Senior Research Fellow at Duke-NUS Medical School, Dr.
Anthony Tanoto Tan, discusses his work in the field of immunopathology as it relates to both hepatitis B and the SARS-CoV-2 virus responsible for the COVID-19 situation.
In this episode, you will learn:
For the past 10 to 15 years, Dr. Tan has been trying to understand the immune system response to disease, and its role in clearing infectious diseases. With a special focus on hepatitis B, which causes an infection and can proceed to liver cancer, he ended up researching adaptive T-cell therapy for liver cancer.
With expertise in the analysis of virus-specific T cells, Dr. Tan and his team began researching the T cell response to the SARS-CoV-2 virus with the goal of determining whether there are differences in the immune response in people who are asymptomatic or have a mild case of the virus, and people who develop severe symptoms. They are also trying to understand how the T cell response changes over time, from the acute phase of the infection through to resolution of the infection.
Dr. Tan discusses the details of his recent publication on this research, which shows that people who were infected with SARS-CoV-1 17 years ago still have SARS-CoV-1-specific T cells. Not surprisingly, SARS-CoV-2-specific T cells were found in individuals who have been infected with SARS-CoV-2.
Of particular interest is the finding that people who have NOT been exposed to either virus were shown to have SARS-CoV-2-specific T cells.

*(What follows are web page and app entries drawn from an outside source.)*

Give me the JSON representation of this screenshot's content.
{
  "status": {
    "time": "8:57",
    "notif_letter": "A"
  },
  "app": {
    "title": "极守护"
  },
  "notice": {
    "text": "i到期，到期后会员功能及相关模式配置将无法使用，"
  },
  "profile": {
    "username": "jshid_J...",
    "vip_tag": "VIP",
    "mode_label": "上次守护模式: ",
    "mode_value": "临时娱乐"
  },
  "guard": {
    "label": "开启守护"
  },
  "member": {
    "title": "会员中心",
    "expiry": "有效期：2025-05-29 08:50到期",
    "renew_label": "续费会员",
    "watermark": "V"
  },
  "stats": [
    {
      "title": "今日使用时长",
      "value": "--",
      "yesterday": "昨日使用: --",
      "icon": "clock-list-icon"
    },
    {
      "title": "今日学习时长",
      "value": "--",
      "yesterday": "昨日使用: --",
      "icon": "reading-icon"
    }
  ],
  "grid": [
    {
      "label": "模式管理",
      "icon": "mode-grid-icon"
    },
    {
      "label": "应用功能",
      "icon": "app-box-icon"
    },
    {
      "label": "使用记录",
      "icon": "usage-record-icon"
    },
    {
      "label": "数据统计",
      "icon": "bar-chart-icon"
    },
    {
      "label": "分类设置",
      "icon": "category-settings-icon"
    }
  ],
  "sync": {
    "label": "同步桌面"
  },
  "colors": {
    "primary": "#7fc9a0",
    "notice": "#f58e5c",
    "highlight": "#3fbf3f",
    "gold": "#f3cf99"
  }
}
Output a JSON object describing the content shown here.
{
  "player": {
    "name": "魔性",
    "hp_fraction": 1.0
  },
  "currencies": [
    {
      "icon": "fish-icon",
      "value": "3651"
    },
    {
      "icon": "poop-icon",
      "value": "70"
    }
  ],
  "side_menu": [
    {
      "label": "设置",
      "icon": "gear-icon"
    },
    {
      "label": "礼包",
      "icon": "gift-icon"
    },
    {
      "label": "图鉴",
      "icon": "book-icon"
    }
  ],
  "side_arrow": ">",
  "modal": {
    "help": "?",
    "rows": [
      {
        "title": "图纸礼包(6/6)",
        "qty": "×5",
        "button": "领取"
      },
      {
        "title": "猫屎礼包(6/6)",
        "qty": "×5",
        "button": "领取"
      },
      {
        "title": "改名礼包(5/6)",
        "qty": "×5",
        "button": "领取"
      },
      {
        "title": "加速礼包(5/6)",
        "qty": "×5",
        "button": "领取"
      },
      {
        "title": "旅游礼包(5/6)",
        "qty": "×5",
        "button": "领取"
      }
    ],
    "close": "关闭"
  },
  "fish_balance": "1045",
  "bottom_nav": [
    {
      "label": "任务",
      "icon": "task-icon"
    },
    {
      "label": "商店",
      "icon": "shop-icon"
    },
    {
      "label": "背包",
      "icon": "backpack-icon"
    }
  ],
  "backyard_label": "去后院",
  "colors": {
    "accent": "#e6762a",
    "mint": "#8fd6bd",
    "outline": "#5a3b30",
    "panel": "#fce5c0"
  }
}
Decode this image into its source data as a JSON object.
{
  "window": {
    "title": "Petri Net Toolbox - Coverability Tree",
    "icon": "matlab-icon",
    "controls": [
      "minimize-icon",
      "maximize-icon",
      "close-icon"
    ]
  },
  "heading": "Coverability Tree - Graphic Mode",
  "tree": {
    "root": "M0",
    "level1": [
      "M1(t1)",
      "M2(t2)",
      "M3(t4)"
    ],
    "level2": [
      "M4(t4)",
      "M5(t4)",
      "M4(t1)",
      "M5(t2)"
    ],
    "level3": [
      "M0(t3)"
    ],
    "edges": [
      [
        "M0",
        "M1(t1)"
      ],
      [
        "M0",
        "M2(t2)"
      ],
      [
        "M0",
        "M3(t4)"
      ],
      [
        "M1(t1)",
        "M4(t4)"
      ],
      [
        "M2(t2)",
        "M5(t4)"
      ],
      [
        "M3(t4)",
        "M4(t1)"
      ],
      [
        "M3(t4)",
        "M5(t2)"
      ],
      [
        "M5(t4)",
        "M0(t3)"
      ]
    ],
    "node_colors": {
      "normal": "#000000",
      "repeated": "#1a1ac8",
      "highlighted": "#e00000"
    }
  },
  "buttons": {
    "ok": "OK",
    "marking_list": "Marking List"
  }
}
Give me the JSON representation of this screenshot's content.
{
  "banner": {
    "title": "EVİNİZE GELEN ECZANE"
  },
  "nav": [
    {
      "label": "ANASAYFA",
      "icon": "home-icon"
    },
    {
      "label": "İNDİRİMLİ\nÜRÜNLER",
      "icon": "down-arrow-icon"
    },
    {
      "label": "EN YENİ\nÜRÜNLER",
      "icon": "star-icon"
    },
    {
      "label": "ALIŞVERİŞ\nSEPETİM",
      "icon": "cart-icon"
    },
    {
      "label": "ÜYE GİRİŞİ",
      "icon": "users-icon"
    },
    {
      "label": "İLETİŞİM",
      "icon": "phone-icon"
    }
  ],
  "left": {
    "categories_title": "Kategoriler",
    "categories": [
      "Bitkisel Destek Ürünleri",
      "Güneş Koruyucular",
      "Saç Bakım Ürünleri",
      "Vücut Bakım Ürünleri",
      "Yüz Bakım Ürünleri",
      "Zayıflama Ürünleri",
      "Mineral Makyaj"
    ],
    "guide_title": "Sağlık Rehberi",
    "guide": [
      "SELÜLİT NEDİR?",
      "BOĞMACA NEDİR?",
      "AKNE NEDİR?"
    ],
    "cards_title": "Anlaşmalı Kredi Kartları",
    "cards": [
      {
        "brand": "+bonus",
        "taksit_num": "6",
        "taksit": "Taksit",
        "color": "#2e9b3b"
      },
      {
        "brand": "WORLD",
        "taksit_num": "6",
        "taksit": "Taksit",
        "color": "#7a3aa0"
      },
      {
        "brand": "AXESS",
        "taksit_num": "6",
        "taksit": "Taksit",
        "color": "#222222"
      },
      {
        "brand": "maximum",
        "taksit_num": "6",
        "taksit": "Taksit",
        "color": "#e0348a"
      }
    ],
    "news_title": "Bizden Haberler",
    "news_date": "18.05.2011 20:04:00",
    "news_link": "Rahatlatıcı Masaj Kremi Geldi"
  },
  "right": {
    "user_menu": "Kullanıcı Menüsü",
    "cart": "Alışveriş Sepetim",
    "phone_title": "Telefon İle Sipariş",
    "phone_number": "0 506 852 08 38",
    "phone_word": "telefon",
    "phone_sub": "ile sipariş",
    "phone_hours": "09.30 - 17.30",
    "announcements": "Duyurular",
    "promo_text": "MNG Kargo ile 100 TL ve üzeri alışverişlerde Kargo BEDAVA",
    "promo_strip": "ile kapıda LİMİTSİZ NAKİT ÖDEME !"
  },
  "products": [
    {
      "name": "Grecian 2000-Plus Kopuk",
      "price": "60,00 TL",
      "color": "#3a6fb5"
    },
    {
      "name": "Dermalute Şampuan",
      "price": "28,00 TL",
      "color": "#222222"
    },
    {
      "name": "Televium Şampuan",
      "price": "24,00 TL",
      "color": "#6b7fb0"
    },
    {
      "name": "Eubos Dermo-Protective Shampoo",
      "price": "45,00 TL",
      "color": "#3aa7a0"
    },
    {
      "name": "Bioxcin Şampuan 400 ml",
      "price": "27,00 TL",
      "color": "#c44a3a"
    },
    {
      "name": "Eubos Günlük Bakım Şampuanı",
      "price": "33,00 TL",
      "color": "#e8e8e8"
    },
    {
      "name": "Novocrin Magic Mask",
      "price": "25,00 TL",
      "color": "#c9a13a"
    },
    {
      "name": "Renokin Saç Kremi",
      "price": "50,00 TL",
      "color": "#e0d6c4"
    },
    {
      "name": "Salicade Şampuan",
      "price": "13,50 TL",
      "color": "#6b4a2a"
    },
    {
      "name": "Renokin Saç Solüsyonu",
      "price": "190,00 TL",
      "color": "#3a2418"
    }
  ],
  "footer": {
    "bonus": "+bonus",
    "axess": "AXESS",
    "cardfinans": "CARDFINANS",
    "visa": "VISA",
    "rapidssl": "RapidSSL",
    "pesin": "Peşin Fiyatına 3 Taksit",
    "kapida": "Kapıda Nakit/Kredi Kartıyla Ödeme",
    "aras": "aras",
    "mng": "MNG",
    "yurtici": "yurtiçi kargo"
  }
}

This suggests that a proportion of unexposed individuals have a preexisting immune response to the virus that’s causing COVID-19. Whether the function of this immune response is protective is the question that remains.
In addition to these topics, Dr.
Tan talks about the processes in innate and adaptive immunity, how T cells behave during pathogenesis, what causes T cells to have a faster response to infected cells, which proteins to target with a vaccination, and much more.
Available on Apple Podcasts: apple.co/2Os0myK